Hillsborough County Commissioners oppose a plan to pump water from a sinkhole near Thonotosassa as one source to restore flow to the Lower Hillsborough River; meeting as the county’s Environmental Protection Commission Thursday morning, commissioners unanimously voted to ask the region’s water management district for an extension to challenge the permit to pump. And if that fails, the EPC’s general counsel Rick Tschantz says they’re prepared to take legal action to stop the Southwest Florida Water Management District from pumping.
“So what we want to have happen is to not let it go final and not have to file a petition by Christmas Eve. So if they allow an extension we can have some time to talk to them, dig into the terms and technical issues of the permit and then make our decision perhaps in January about whether we should challenge it or whether it can be worked out.”
And by ‘challenge’ do you mean a legal challenge?
“Yes. It’s a petition administrative hearing, it’s not in circuit court. It’s an administrative hearing that would be before a DOA, Division of Administrative Hearings hearing officer.”
And would you go ahead with that if you either don’t hear back from them by the 24th deadline or if they decline the extension?
“Yes. I think the commissioners today indicated that if we don’t hear back from them they were in favor of filing a petition challenging this permit. So if we do not get the extension, we will be filing the challenge.”
The Hillsborough EPC isn’t the only group threatening legal action against SWFWMD if an extension isn’t granted by next Thursday’s deadline for a challenge to pumping Morris Bridge Sink. John Ovink is an attorney with Friends of the River who brought the 1999 lawsuit to restore fresh water flow to the Lower Hillsborough River in the first place. He says the EPC’s opposition to pumping may be enough. But if not, Friends of the River could sue the water management district.
“If the SWFWMD is not ready to put off this decision, postpone their decision, and sit around the table then we have no choice. … Even though we are a citizen action group we are not a part of government. And sometimes one branch of the government has a lot more pull on another branch than a couple of hundred citizens.”
Ovink was one of five members of the public who encouraged commissioners to stop the plan to pump water from Morris Bridge Sink.
Commissioner Stacy White is concerned that the fragile wetlands could suffer and drinking water wells could be damaged if the sinkhole is pumped.
“My input would be that we act swiftly and be prepared to file this challenge if that’s what it’s going to take.”
Opponents of pumping water from Morris Bridge Sink say the other sources to augment water to the Lower Hillsborough River are enough under most conditions. Commissioner Kevin Beckner pointed out that there are other sources of drinking water than the river.

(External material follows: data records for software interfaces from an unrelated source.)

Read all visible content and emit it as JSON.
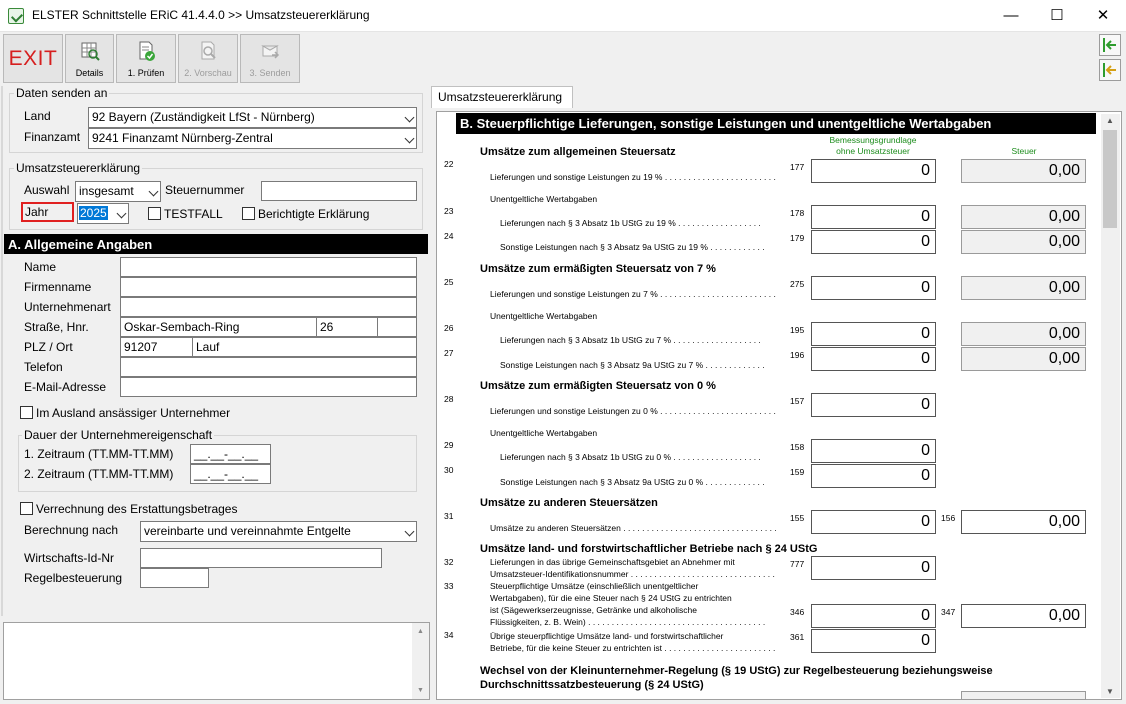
{
  "window": {
    "title": "ELSTER Schnittstelle ERiC 41.4.4.0 >> Umsatzsteuererklärung",
    "min": "—",
    "max": "☐",
    "close": "✕"
  },
  "toolbar": {
    "exit": "EXIT",
    "details": "Details",
    "pruefen": "1. Prüfen",
    "vorschau": "2. Vorschau",
    "senden": "3. Senden"
  },
  "daten_senden": {
    "legend": "Daten senden an",
    "land_label": "Land",
    "land_value": "92 Bayern (Zuständigkeit LfSt - Nürnberg)",
    "finanzamt_label": "Finanzamt",
    "finanzamt_value": "9241 Finanzamt Nürnberg-Zentral"
  },
  "ust_erklaerung": {
    "legend": "Umsatzsteuererklärung",
    "auswahl_label": "Auswahl",
    "auswahl_value": "insgesamt",
    "steuernummer_label": "Steuernummer",
    "steuernummer_value": "",
    "jahr_label": "Jahr",
    "jahr_value": "2025",
    "testfall": "TESTFALL",
    "berichtigte": "Berichtigte Erklärung"
  },
  "section_a": {
    "title": "A. Allgemeine Angaben",
    "name_label": "Name",
    "name_value": "",
    "firmenname_label": "Firmenname",
    "firmenname_value": "",
    "unternehmensart_label": "Unternehmenart",
    "unternehmensart_value": "",
    "strasse_label": "Straße, Hnr.",
    "strasse_value": "Oskar-Sembach-Ring",
    "hnr_value": "26",
    "hnr_zusatz": "",
    "plz_label": "PLZ / Ort",
    "plz_value": "91207",
    "ort_value": "Lauf",
    "telefon_label": "Telefon",
    "telefon_value": "",
    "email_label": "E-Mail-Adresse",
    "email_value": "",
    "ausland_label": "Im Ausland ansässiger Unternehmer",
    "dauer_legend": "Dauer der Unternehmereigenschaft",
    "zeitraum1_label": "1. Zeitraum (TT.MM-TT.MM)",
    "zeitraum1_value": "__.__-__.__",
    "zeitraum2_label": "2. Zeitraum (TT.MM-TT.MM)",
    "zeitraum2_value": "__.__-__.__",
    "verrechnung_label": "Verrechnung des Erstattungsbetrages",
    "berechnung_label": "Berechnung nach",
    "berechnung_value": "vereinbarte und vereinnahmte Entgelte",
    "wid_label": "Wirtschafts-Id-Nr",
    "wid_value": "",
    "regel_label": "Regelbesteuerung",
    "regel_value": ""
  },
  "tab": {
    "label": "Umsatzsteuererklärung"
  },
  "section_b": {
    "title": "B. Steuerpflichtige Lieferungen, sonstige Leistungen und unentgeltliche Wertabgaben",
    "col_bemessung": "Bemessungsgrundlage",
    "col_bemessung2": "ohne Umsatzsteuer",
    "col_steuer": "Steuer",
    "h_allgemein": "Umsätze zum allgemeinen Steuersatz",
    "h_ermaessigt7": "Umsätze zum ermäßigten Steuersatz von 7 %",
    "h_ermaessigt0": "Umsätze zum ermäßigten Steuersatz von 0 %",
    "h_andere": "Umsätze zu anderen Steuersätzen",
    "h_landforst": "Umsätze land- und forstwirtschaftlicher Betriebe nach § 24 UStG",
    "h_wechsel1": "Wechsel von der Kleinunternehmer-Regelung (§ 19 UStG) zur Regelbesteuerung beziehungsweise",
    "h_wechsel2": "Durchschnittssatzbesteuerung (§ 24 UStG)",
    "unentgeltlich": "Unentgeltliche Wertabgaben",
    "rows": {
      "r22": {
        "line": "22",
        "text": "Lieferungen und sonstige Leistungen zu 19 % . . . . . . . . . . . . . . . . . . . . . . . .",
        "kz": "177",
        "base": "0",
        "tax": "0,00"
      },
      "r23": {
        "line": "23",
        "text": "Lieferungen nach § 3 Absatz 1b UStG zu 19 % . . . . . . . . . . . . . . . . . .",
        "kz": "178",
        "base": "0",
        "tax": "0,00"
      },
      "r24": {
        "line": "24",
        "text": "Sonstige Leistungen nach § 3 Absatz 9a UStG zu 19 % . . . . . . . . . . . .",
        "kz": "179",
        "base": "0",
        "tax": "0,00"
      },
      "r25": {
        "line": "25",
        "text": "Lieferungen und sonstige Leistungen zu 7 % . . . . . . . . . . . . . . . . . . . . . . . . .",
        "kz": "275",
        "base": "0",
        "tax": "0,00"
      },
      "r26": {
        "line": "26",
        "text": "Lieferungen nach § 3 Absatz 1b UStG zu 7 % . . . . . . . . . . . . . . . . . . .",
        "kz": "195",
        "base": "0",
        "tax": "0,00"
      },
      "r27": {
        "line": "27",
        "text": "Sonstige Leistungen nach § 3 Absatz 9a UStG zu 7 % . . . . . . . . . . . . .",
        "kz": "196",
        "base": "0",
        "tax": "0,00"
      },
      "r28": {
        "line": "28",
        "text": "Lieferungen und sonstige Leistungen zu 0 % . . . . . . . . . . . . . . . . . . . . . . . . .",
        "kz": "157",
        "base": "0"
      },
      "r29": {
        "line": "29",
        "text": "Lieferungen nach § 3 Absatz 1b UStG zu 0 % . . . . . . . . . . . . . . . . . . .",
        "kz": "158",
        "base": "0"
      },
      "r30": {
        "line": "30",
        "text": "Sonstige Leistungen nach § 3 Absatz 9a UStG zu 0 % . . . . . . . . . . . . .",
        "kz": "159",
        "base": "0"
      },
      "r31": {
        "line": "31",
        "text": "Umsätze zu anderen Steuersätzen . . . . . . . . . . . . . . . . . . . . . . . . . . . . . . . . .",
        "kz": "155",
        "kz2": "156",
        "base": "0",
        "tax": "0,00"
      },
      "r32": {
        "line": "32",
        "text1": "Lieferungen in das übrige Gemeinschaftsgebiet an Abnehmer mit",
        "text2": "Umsatzsteuer-Identifikationsnummer . . . . . . . . . . . . . . . . . . . . . . . . . . . . . . .",
        "kz": "777",
        "base": "0"
      },
      "r33": {
        "line": "33",
        "text1": "Steuerpflichtige Umsätze (einschließlich unentgeltlicher",
        "text2": "Wertabgaben), für die eine Steuer nach § 24 UStG zu entrichten",
        "text3": "ist (Sägewerkserzeugnisse, Getränke und alkoholische",
        "text4": "Flüssigkeiten, z. B. Wein) . . . . . . . . . . . . . . . . . . . . . . . . . . . . . . . . . . . . . .",
        "kz": "346",
        "kz2": "347",
        "base": "0",
        "tax": "0,00"
      },
      "r34": {
        "line": "34",
        "text1": "Übrige steuerpflichtige Umsätze land- und forstwirtschaftlicher",
        "text2": "Betriebe, für die keine Steuer zu entrichten ist . . . . . . . . . . . . . . . . . . . . . . . .",
        "kz": "361",
        "base": "0"
      }
    }
  }
}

“I think there’s many other solutions that can be sought out.”
Commissioners voted 6-0 to oppose pumping water from Morris Bridge Sink. Ken Hagan was not at the meeting.